Parents need to know that Promised Land is a drama that focuses on an established and powerful Latino family that owns a vineyard in Northern California. Wine is constantly talked about, and is consistently visible and consumed. Like any soap opera, there's also lots of arguing, devious behavior, family strife, strong innuendo, and inappropriate relationships. Illegal immigration is a major theme, and there are some stereotypical representations of it throughout.
Is It Any Good?
The soap opera-like series offers lots of drama and scandal as the Sandovals negotiate the future of their family's winery. Part of the series feels like a Northern California version of Dallas, thanks to the intersecting narratives revolving around family strife, and the wealthy and influential people trying to take advantage of it. The ensemble cast of good-looking characters, each of whom are keeping potentially earth-shattering secrets from each other, only add to this. Throughout it all, Promised Land purposely highlights things like the importance of family, being bilingual, and generational assimilation in order to tell the story from a decidedly Latino point of view.

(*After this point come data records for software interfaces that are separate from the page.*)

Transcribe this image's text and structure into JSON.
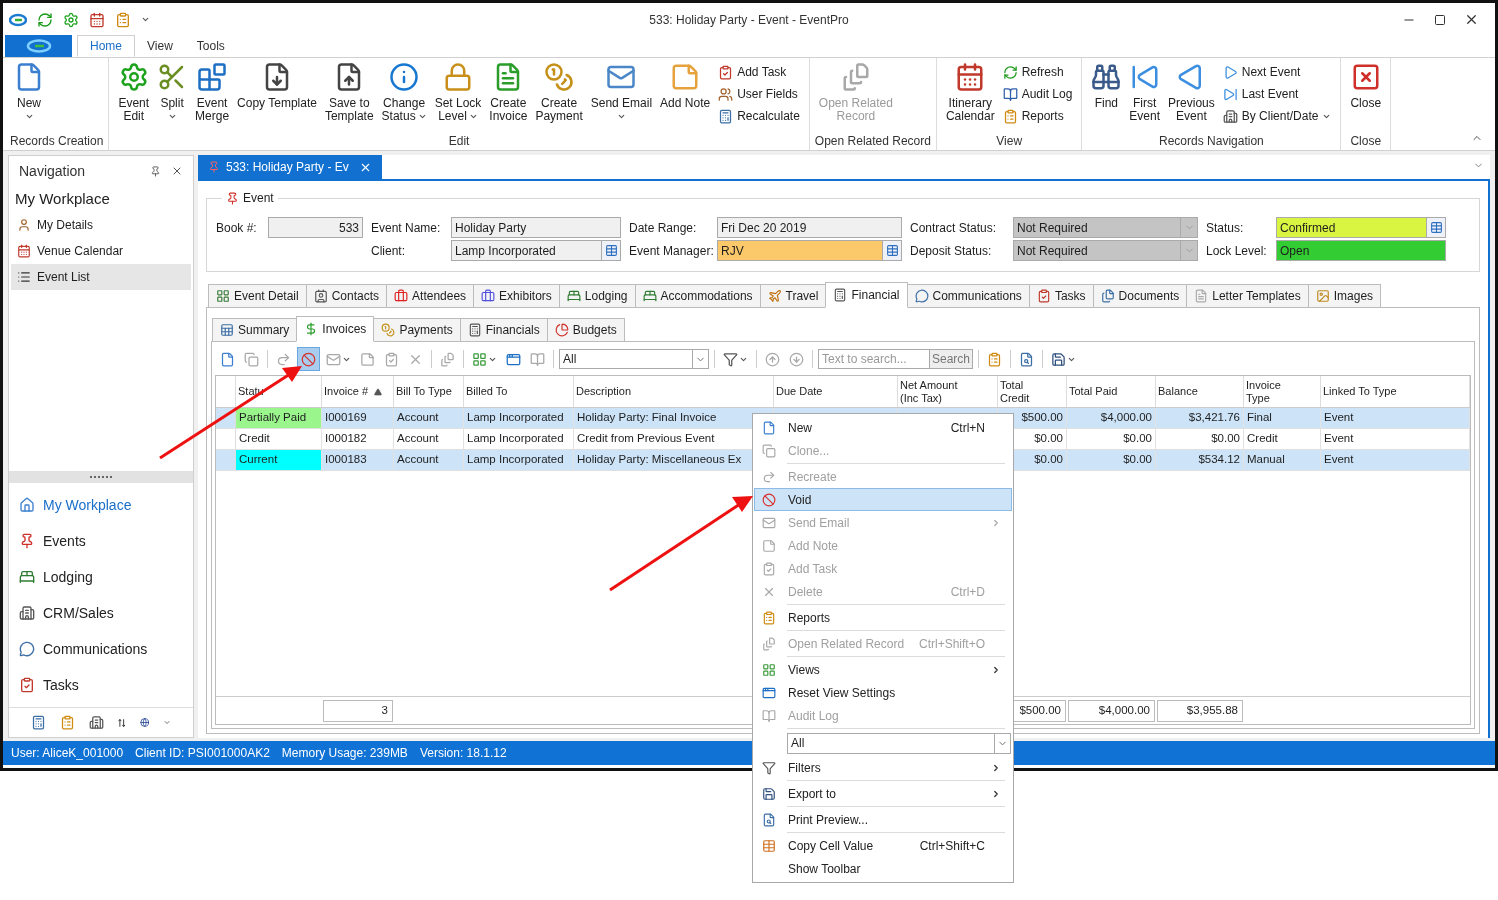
{
  "window": {
    "title": "533: Holiday Party - Event - EventPro"
  },
  "ribbon_tabs": [
    {
      "label": "Home",
      "selected": true
    },
    {
      "label": "View",
      "selected": false
    },
    {
      "label": "Tools",
      "selected": false
    }
  ],
  "ribbon_groups": [
    {
      "label": "Records Creation",
      "buttons": [
        {
          "kind": "large",
          "label": "New",
          "dropdown": true,
          "disabled": false
        }
      ]
    },
    {
      "label": "Edit",
      "buttons": [
        {
          "kind": "large",
          "label": "Event\nEdit",
          "dropdown": false,
          "disabled": false
        },
        {
          "kind": "large",
          "label": "Split",
          "dropdown": true,
          "disabled": false
        },
        {
          "kind": "large",
          "label": "Event\nMerge",
          "dropdown": false,
          "disabled": false
        },
        {
          "kind": "large",
          "label": "Copy Template",
          "dropdown": false,
          "disabled": false
        },
        {
          "kind": "large",
          "label": "Save to\nTemplate",
          "dropdown": false,
          "disabled": false
        },
        {
          "kind": "large",
          "label": "Change\nStatus",
          "dropdown": true,
          "disabled": false
        },
        {
          "kind": "large",
          "label": "Set Lock\nLevel",
          "dropdown": true,
          "disabled": false
        },
        {
          "kind": "large",
          "label": "Create\nInvoice",
          "dropdown": false,
          "disabled": false
        },
        {
          "kind": "large",
          "label": "Create\nPayment",
          "dropdown": false,
          "disabled": false
        },
        {
          "kind": "large",
          "label": "Send Email",
          "dropdown": true,
          "disabled": false
        },
        {
          "kind": "large",
          "label": "Add Note",
          "dropdown": false,
          "disabled": false
        },
        {
          "kind": "stack",
          "items": [
            {
              "label": "Add Task",
              "dropdown": false
            },
            {
              "label": "User Fields",
              "dropdown": false
            },
            {
              "label": "Recalculate",
              "dropdown": false
            }
          ]
        }
      ]
    },
    {
      "label": "Open Related Record",
      "buttons": [
        {
          "kind": "large",
          "label": "Open Related\nRecord",
          "dropdown": false,
          "disabled": true
        }
      ]
    },
    {
      "label": "View",
      "buttons": [
        {
          "kind": "large",
          "label": "Itinerary\nCalendar",
          "dropdown": false,
          "disabled": false
        },
        {
          "kind": "stack",
          "items": [
            {
              "label": "Refresh",
              "dropdown": false
            },
            {
              "label": "Audit Log",
              "dropdown": false
            },
            {
              "label": "Reports",
              "dropdown": false
            }
          ]
        }
      ]
    },
    {
      "label": "Records Navigation",
      "buttons": [
        {
          "kind": "large",
          "label": "Find",
          "dropdown": false,
          "disabled": false
        },
        {
          "kind": "large",
          "label": "First\nEvent",
          "dropdown": false,
          "disabled": false
        },
        {
          "kind": "large",
          "label": "Previous\nEvent",
          "dropdown": false,
          "disabled": false
        },
        {
          "kind": "stack",
          "items": [
            {
              "label": "Next Event",
              "dropdown": false
            },
            {
              "label": "Last Event",
              "dropdown": false
            },
            {
              "label": "By Client/Date",
              "dropdown": true
            }
          ]
        }
      ]
    },
    {
      "label": "Close",
      "buttons": [
        {
          "kind": "large",
          "label": "Close",
          "dropdown": false,
          "disabled": false
        }
      ]
    }
  ],
  "navigation": {
    "title": "Navigation",
    "heading": "My Workplace",
    "items": [
      {
        "label": "My Details",
        "selected": false
      },
      {
        "label": "Venue Calendar",
        "selected": false
      },
      {
        "label": "Event List",
        "selected": true
      }
    ],
    "modules": [
      {
        "label": "My Workplace",
        "selected": true
      },
      {
        "label": "Events",
        "selected": false
      },
      {
        "label": "Lodging",
        "selected": false
      },
      {
        "label": "CRM/Sales",
        "selected": false
      },
      {
        "label": "Communications",
        "selected": false
      },
      {
        "label": "Tasks",
        "selected": false
      }
    ]
  },
  "document_tab": {
    "label": "533: Holiday Party - Ev"
  },
  "event": {
    "legend": "Event",
    "fields": [
      {
        "label": "Book #:",
        "value": "533",
        "kind": "readonly"
      },
      {
        "label": "Event Name:",
        "value": "Holiday Party",
        "kind": "text"
      },
      {
        "label": "Date Range:",
        "value": "Fri Dec 20 2019",
        "kind": "text"
      },
      {
        "label": "Contract Status:",
        "value": "Not Required",
        "kind": "dropdown"
      },
      {
        "label": "Status:",
        "value": "Confirmed",
        "kind": "lookup",
        "color": "#d9f542"
      },
      {
        "label": "Client:",
        "value": "Lamp Incorporated",
        "kind": "lookup"
      },
      {
        "label": "Event Manager:",
        "value": "RJV",
        "kind": "lookup",
        "color": "#fcc96a"
      },
      {
        "label": "Deposit Status:",
        "value": "Not Required",
        "kind": "dropdown"
      },
      {
        "label": "Lock Level:",
        "value": "Open",
        "kind": "text",
        "color": "#33cc33"
      }
    ]
  },
  "tabs": [
    {
      "label": "Event Detail",
      "selected": false
    },
    {
      "label": "Contacts",
      "selected": false
    },
    {
      "label": "Attendees",
      "selected": false
    },
    {
      "label": "Exhibitors",
      "selected": false
    },
    {
      "label": "Lodging",
      "selected": false
    },
    {
      "label": "Accommodations",
      "selected": false
    },
    {
      "label": "Travel",
      "selected": false
    },
    {
      "label": "Financial",
      "selected": true
    },
    {
      "label": "Communications",
      "selected": false
    },
    {
      "label": "Tasks",
      "selected": false
    },
    {
      "label": "Documents",
      "selected": false
    },
    {
      "label": "Letter Templates",
      "selected": false
    },
    {
      "label": "Images",
      "selected": false
    }
  ],
  "sub_tabs": [
    {
      "label": "Summary",
      "selected": false
    },
    {
      "label": "Invoices",
      "selected": true
    },
    {
      "label": "Payments",
      "selected": false
    },
    {
      "label": "Financials",
      "selected": false
    },
    {
      "label": "Budgets",
      "selected": false
    }
  ],
  "toolbar": [
    {
      "kind": "button",
      "pressed": false,
      "disabled": false,
      "dropdown": false
    },
    {
      "kind": "button",
      "pressed": false,
      "disabled": true,
      "dropdown": false
    },
    {
      "kind": "separator"
    },
    {
      "kind": "button",
      "pressed": false,
      "disabled": true,
      "dropdown": false
    },
    {
      "kind": "button",
      "pressed": true,
      "disabled": false,
      "dropdown": false
    },
    {
      "kind": "button",
      "pressed": false,
      "disabled": true,
      "dropdown": true
    },
    {
      "kind": "button",
      "pressed": false,
      "disabled": true,
      "dropdown": false
    },
    {
      "kind": "button",
      "pressed": false,
      "disabled": true,
      "dropdown": false
    },
    {
      "kind": "button",
      "pressed": false,
      "disabled": true,
      "dropdown": false
    },
    {
      "kind": "separator"
    },
    {
      "kind": "button",
      "pressed": false,
      "disabled": true,
      "dropdown": false
    },
    {
      "kind": "separator"
    },
    {
      "kind": "button",
      "pressed": false,
      "disabled": false,
      "dropdown": true
    },
    {
      "kind": "button",
      "pressed": false,
      "disabled": false,
      "dropdown": false
    },
    {
      "kind": "button",
      "pressed": false,
      "disabled": true,
      "dropdown": false
    },
    {
      "kind": "separator"
    },
    {
      "kind": "combo",
      "value": "All"
    },
    {
      "kind": "separator"
    },
    {
      "kind": "button",
      "pressed": false,
      "disabled": false,
      "dropdown": true
    },
    {
      "kind": "separator"
    },
    {
      "kind": "button",
      "pressed": false,
      "disabled": true,
      "dropdown": false
    },
    {
      "kind": "button",
      "pressed": false,
      "disabled": true,
      "dropdown": false
    },
    {
      "kind": "separator"
    },
    {
      "kind": "search",
      "placeholder": "Text to search...",
      "button": "Search"
    },
    {
      "kind": "separator"
    },
    {
      "kind": "button",
      "pressed": false,
      "disabled": false,
      "dropdown": false
    },
    {
      "kind": "separator"
    },
    {
      "kind": "button",
      "pressed": false,
      "disabled": false,
      "dropdown": false
    },
    {
      "kind": "separator"
    },
    {
      "kind": "button",
      "pressed": false,
      "disabled": false,
      "dropdown": true
    }
  ],
  "table": {
    "columns": [
      {
        "label": "Statu",
        "sorted": false
      },
      {
        "label": "Invoice #",
        "sorted": true
      },
      {
        "label": "Bill To Type",
        "sorted": false
      },
      {
        "label": "Billed To",
        "sorted": false
      },
      {
        "label": "Description",
        "sorted": false
      },
      {
        "label": "Due Date",
        "sorted": false
      },
      {
        "label": "Net Amount\n(Inc Tax)",
        "sorted": false
      },
      {
        "label": "Total\nCredit",
        "sorted": false
      },
      {
        "label": "Total Paid",
        "sorted": false
      },
      {
        "label": "Balance",
        "sorted": false
      },
      {
        "label": "Invoice\nType",
        "sorted": false
      },
      {
        "label": "Linked To Type",
        "sorted": false
      }
    ],
    "rows": [
      {
        "selected": true,
        "color": "#9af58c",
        "cells": [
          "Partially Paid",
          "I000169",
          "Account",
          "Lamp Incorporated",
          "Holiday Party: Final Invoice",
          null,
          null,
          "$500.00",
          "$4,000.00",
          "$3,421.76",
          "Final",
          "Event"
        ]
      },
      {
        "selected": false,
        "cells": [
          "Credit",
          "I000182",
          "Account",
          "Lamp Incorporated",
          "Credit from Previous Event",
          null,
          null,
          "$0.00",
          "$0.00",
          "$0.00",
          "Credit",
          "Event"
        ]
      },
      {
        "selected": true,
        "color": "#00ffff",
        "cells": [
          "Current",
          "I000183",
          "Account",
          "Lamp Incorporated",
          "Holiday Party: Miscellaneous Ex",
          null,
          null,
          "$0.00",
          "$0.00",
          "$534.12",
          "Manual",
          "Event"
        ]
      }
    ],
    "footer": {
      "count": "3",
      "total_credit": "$500.00",
      "total_paid": "$4,000.00",
      "balance": "$3,955.88"
    }
  },
  "status_bar": [
    "User: AliceK_001000",
    "Client ID: PSI001000AK2",
    "Memory Usage: 239MB",
    "Version: 18.1.12"
  ],
  "context_menu": [
    {
      "kind": "item",
      "label": "New",
      "shortcut": "Ctrl+N",
      "disabled": false,
      "selected": false,
      "submenu": false
    },
    {
      "kind": "item",
      "label": "Clone...",
      "disabled": true,
      "selected": false,
      "submenu": false
    },
    {
      "kind": "separator"
    },
    {
      "kind": "item",
      "label": "Recreate",
      "disabled": true,
      "selected": false,
      "submenu": false
    },
    {
      "kind": "item",
      "label": "Void",
      "disabled": false,
      "selected": true,
      "submenu": false
    },
    {
      "kind": "item",
      "label": "Send Email",
      "disabled": true,
      "selected": false,
      "submenu": true
    },
    {
      "kind": "item",
      "label": "Add Note",
      "disabled": true,
      "selected": false,
      "submenu": false
    },
    {
      "kind": "item",
      "label": "Add Task",
      "disabled": true,
      "selected": false,
      "submenu": false
    },
    {
      "kind": "item",
      "label": "Delete",
      "shortcut": "Ctrl+D",
      "disabled": true,
      "selected": false,
      "submenu": false
    },
    {
      "kind": "separator"
    },
    {
      "kind": "item",
      "label": "Reports",
      "disabled": false,
      "selected": false,
      "submenu": false
    },
    {
      "kind": "separator"
    },
    {
      "kind": "item",
      "label": "Open Related Record",
      "shortcut": "Ctrl+Shift+O",
      "disabled": true,
      "selected": false,
      "submenu": false
    },
    {
      "kind": "separator"
    },
    {
      "kind": "item",
      "label": "Views",
      "disabled": false,
      "selected": false,
      "submenu": true
    },
    {
      "kind": "item",
      "label": "Reset View Settings",
      "disabled": false,
      "selected": false,
      "submenu": false
    },
    {
      "kind": "item",
      "label": "Audit Log",
      "disabled": true,
      "selected": false,
      "submenu": false
    },
    {
      "kind": "separator"
    },
    {
      "kind": "combo",
      "value": "All"
    },
    {
      "kind": "item",
      "label": "Filters",
      "disabled": false,
      "selected": false,
      "submenu": true
    },
    {
      "kind": "separator"
    },
    {
      "kind": "item",
      "label": "Export to",
      "disabled": false,
      "selected": false,
      "submenu": true
    },
    {
      "kind": "separator"
    },
    {
      "kind": "item",
      "label": "Print Preview...",
      "disabled": false,
      "selected": false,
      "submenu": false
    },
    {
      "kind": "separator"
    },
    {
      "kind": "item",
      "label": "Copy Cell Value",
      "shortcut": "Ctrl+Shift+C",
      "disabled": false,
      "selected": false,
      "submenu": false
    },
    {
      "kind": "item",
      "label": "Show Toolbar",
      "disabled": false,
      "selected": false,
      "submenu": false
    }
  ]
}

But the plot lines focusing on illegal immigration and being undocumented (two things that the family patriarch is adamantly against) lean heavily into common, stereotypical media characterizations that undermine the show's attempts to legitimize the presence of an established and powerful Latino family in the United States. The result is a series that is trying to be inclusive, but the way it's going about it can be as uncomfortable as it is indulgent.
Did we miss something on diversity?
Research shows a connection between kids' healthy self-esteem and positive portrayals in media. That's why we've added a new "Diverse Representations" section to our reviews that will be rolling out on an ongoing basis. You can help us help kids by suggesting a diversity update.